**STUDY MATERIAL:**

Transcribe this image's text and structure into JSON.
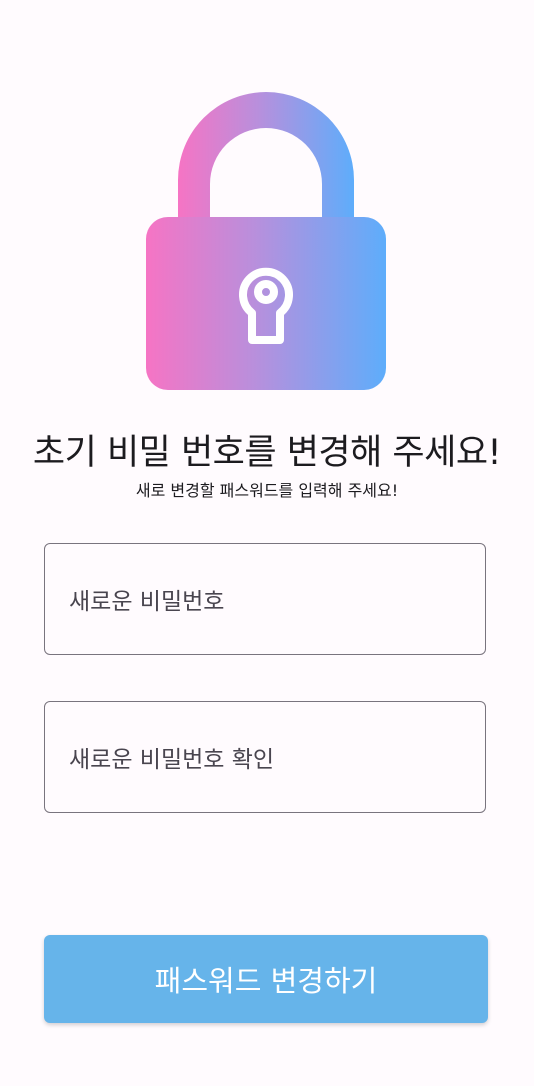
{
  "header": {
    "icon": "lock-icon",
    "gradient_start": "#f674c4",
    "gradient_end": "#5eadfb",
    "title": "초기 비밀 번호를 변경해 주세요!",
    "subtitle": "새로 변경할 패스워드를 입력해 주세요!"
  },
  "form": {
    "new_password": {
      "placeholder": "새로운 비밀번호",
      "value": ""
    },
    "confirm_password": {
      "placeholder": "새로운 비밀번호 확인",
      "value": ""
    },
    "submit_label": "패스워드 변경하기",
    "submit_color": "#66b4ea"
  }
}
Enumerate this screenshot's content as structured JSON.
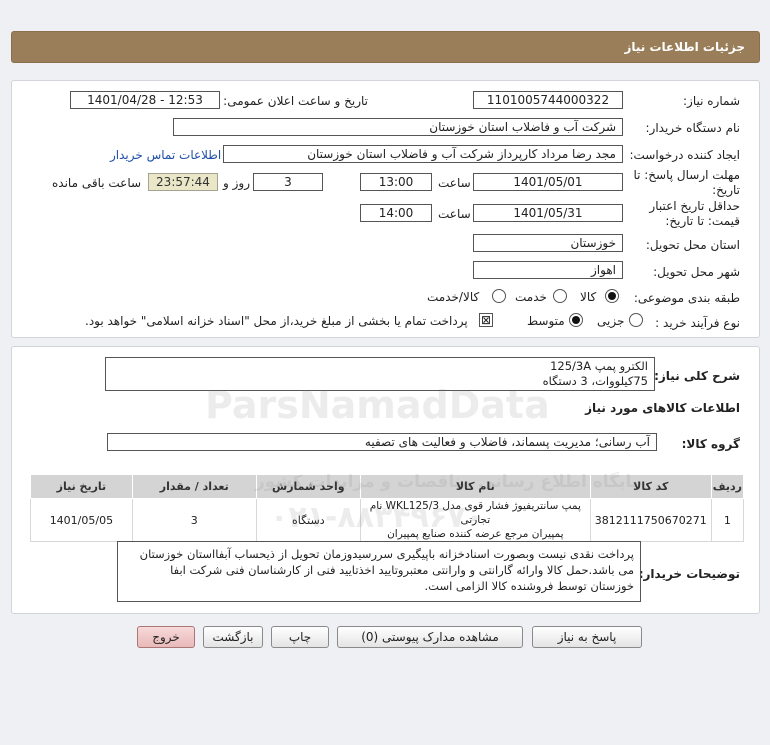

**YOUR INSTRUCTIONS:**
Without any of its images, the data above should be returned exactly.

**TASK SOLUTION:**
Transcribe this image's text and structure into JSON.
{
  "header": {
    "icon": "lock-icon",
    "gradient_start": "#f674c4",
    "gradient_end": "#5eadfb",
    "title": "초기 비밀 번호를 변경해 주세요!",
    "subtitle": "새로 변경할 패스워드를 입력해 주세요!"
  },
  "form": {
    "new_password": {
      "placeholder": "새로운 비밀번호",
      "value": ""
    },
    "confirm_password": {
      "placeholder": "새로운 비밀번호 확인",
      "value": ""
    },
    "submit_label": "패스워드 변경하기",
    "submit_color": "#66b4ea"
  }
}
Enumerate this screenshot's content as structured JSON.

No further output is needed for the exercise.